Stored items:
:::
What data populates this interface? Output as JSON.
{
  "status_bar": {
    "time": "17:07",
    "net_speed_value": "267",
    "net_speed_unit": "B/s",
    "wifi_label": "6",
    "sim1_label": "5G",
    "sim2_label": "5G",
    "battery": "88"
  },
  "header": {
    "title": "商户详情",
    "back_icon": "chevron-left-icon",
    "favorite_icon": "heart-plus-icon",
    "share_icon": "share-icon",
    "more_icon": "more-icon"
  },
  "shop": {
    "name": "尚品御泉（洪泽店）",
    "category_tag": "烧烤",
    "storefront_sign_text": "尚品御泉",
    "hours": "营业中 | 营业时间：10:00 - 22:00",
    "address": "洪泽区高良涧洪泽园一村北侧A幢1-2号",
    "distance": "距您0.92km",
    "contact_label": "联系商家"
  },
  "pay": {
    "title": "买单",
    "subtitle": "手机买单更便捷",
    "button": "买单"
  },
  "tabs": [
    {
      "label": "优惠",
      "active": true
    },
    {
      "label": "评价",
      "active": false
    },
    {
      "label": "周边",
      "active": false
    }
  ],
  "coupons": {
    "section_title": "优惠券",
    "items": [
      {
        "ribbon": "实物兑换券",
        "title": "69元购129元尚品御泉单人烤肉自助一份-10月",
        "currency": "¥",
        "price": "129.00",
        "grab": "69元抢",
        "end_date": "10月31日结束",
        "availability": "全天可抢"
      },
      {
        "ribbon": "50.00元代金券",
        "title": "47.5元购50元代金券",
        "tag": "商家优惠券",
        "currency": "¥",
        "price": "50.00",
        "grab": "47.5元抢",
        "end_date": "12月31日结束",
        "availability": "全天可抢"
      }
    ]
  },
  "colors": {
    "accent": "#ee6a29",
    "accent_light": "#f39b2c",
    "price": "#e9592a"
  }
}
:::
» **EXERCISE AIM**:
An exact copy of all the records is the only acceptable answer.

» **OUTPUT OF THE EXERCISE**:
What data populates this interface? Output as JSON.
{
  "status_bar": {
    "time": "17:07",
    "net_speed_value": "267",
    "net_speed_unit": "B/s",
    "wifi_label": "6",
    "sim1_label": "5G",
    "sim2_label": "5G",
    "battery": "88"
  },
  "header": {
    "title": "商户详情",
    "back_icon": "chevron-left-icon",
    "favorite_icon": "heart-plus-icon",
    "share_icon": "share-icon",
    "more_icon": "more-icon"
  },
  "shop": {
    "name": "尚品御泉（洪泽店）",
    "category_tag": "烧烤",
    "storefront_sign_text": "尚品御泉",
    "hours": "营业中 | 营业时间：10:00 - 22:00",
    "address": "洪泽区高良涧洪泽园一村北侧A幢1-2号",
    "distance": "距您0.92km",
    "contact_label": "联系商家"
  },
  "pay": {
    "title": "买单",
    "subtitle": "手机买单更便捷",
    "button": "买单"
  },
  "tabs": [
    {
      "label": "优惠",
      "active": true
    },
    {
      "label": "评价",
      "active": false
    },
    {
      "label": "周边",
      "active": false
    }
  ],
  "coupons": {
    "section_title": "优惠券",
    "items": [
      {
        "ribbon": "实物兑换券",
        "title": "69元购129元尚品御泉单人烤肉自助一份-10月",
        "currency": "¥",
        "price": "129.00",
        "grab": "69元抢",
        "end_date": "10月31日结束",
        "availability": "全天可抢"
      },
      {
        "ribbon": "50.00元代金券",
        "title": "47.5元购50元代金券",
        "tag": "商家优惠券",
        "currency": "¥",
        "price": "50.00",
        "grab": "47.5元抢",
        "end_date": "12月31日结束",
        "availability": "全天可抢"
      }
    ]
  },
  "colors": {
    "accent": "#ee6a29",
    "accent_light": "#f39b2c",
    "price": "#e9592a"
  }
}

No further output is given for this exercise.